- Despite its location 500 miles (800 km) inside the Arctic Circle, Hammerfest has an ice-free harbour. It is warmed (although warmed is a relative term for a place that only has five months of each year where the average temperature is above the freezing point) by the remnants of the Gulf Stream.
- In the spring of 2008, a 300 kg German mine was found on the seabed just outside Hammerfest harbour. Captain Bjarte Haugsvær, who was in charge of blowing it up, said there are probably still a lot of unexploded weapons in the area.
- The American travel writer Bill Bryson went to Hammerfest in 1990 to view the Northern Lights. In his book Neither Here Nor There, Bryson wrote rather ungraciously that the place was “an agreeable enough town in a thank-you-God-for-not-making-me-live-here sort of way.”
- Hammerfest has a bit of a reindeer problem. Thousands of the animals migrate through the town each year on their way to their summer territory. They wander about dropping dung and urine that has to be cleaned up. While popular with tourists, the locals are not so fond of them.
- “The Norwegian Town the World Tried to Erase.” Mike MacEacheran, BBC Travel, December 4, 2017.
- “Hammerfest, Norway: Phoenix of the Far North.” Susan Zimmerman, Historynet, September 30, 2010.
- “Hammerfest.” Visit Norway.com, undated.
- “German Mine of 300 Kilos Blown.” Terje I. Olsson, iFinnmark, June 9, 2008.
© 2018 Rupert Taylor
Ann Carr from SW England on April 29, 2018:
Great story!
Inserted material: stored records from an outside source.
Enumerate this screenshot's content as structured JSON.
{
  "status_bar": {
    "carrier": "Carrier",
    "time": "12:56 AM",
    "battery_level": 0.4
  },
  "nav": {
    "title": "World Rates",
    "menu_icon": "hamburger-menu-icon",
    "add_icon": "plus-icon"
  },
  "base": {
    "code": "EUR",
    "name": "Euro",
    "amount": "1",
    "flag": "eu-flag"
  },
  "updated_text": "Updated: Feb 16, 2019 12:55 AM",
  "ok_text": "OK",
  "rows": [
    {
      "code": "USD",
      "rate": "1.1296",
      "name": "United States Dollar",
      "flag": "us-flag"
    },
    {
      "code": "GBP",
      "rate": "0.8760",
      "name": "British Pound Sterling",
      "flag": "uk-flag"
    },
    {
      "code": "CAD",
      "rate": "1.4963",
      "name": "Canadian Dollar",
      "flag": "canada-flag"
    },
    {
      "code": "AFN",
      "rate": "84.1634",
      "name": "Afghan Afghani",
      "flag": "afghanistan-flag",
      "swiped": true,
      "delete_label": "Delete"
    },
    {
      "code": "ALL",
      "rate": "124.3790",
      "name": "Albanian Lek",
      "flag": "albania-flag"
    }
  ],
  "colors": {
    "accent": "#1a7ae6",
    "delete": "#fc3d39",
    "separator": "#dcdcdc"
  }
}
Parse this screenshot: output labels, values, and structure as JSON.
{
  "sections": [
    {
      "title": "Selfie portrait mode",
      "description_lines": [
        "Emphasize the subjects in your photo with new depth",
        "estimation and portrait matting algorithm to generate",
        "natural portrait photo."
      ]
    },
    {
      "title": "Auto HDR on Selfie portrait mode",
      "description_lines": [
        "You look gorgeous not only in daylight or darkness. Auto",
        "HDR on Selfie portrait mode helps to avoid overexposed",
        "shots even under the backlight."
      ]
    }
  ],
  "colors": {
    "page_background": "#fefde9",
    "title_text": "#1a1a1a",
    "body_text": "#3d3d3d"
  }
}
Gravel roads and snow storms are enough to put you off but I'm glad you like Norway too.
Mary Norton from Ontario, Canada on April 28, 2018:
It is interesting to learn of the damage done to one of the tiny villages in Norway and how it has recovered. I like what you call it: The Town that Will not Die. It is good to know they are doing well today.
Rupert Taylor (author) from Waterloo, Ontario, Canada on April 28, 2018:
Hi Ann. Thanks for your kind comments. A thousand years ago (1968) I drove north up the coast of Norway from Bergen. I was heading for Trondheim when a stone from an approaching car shattered by windscreen ( it was the main road but it was still gravel surfaced). The nearest dealer for the model I was driving was in Lillehammer so I turned right and headed east in a snowstorm. It was. of course, July.
Loved Norway though.
Ann Carr from SW England on April 28, 2018:
This is a fascinating account of the place and its history. I love Norway and have been as far as Tromso and Alta, to see the Northern Lights which of course were spectacular. I'd like to go back to explore some more and this place will definitely be on my list now. Thank you for sharing it with us.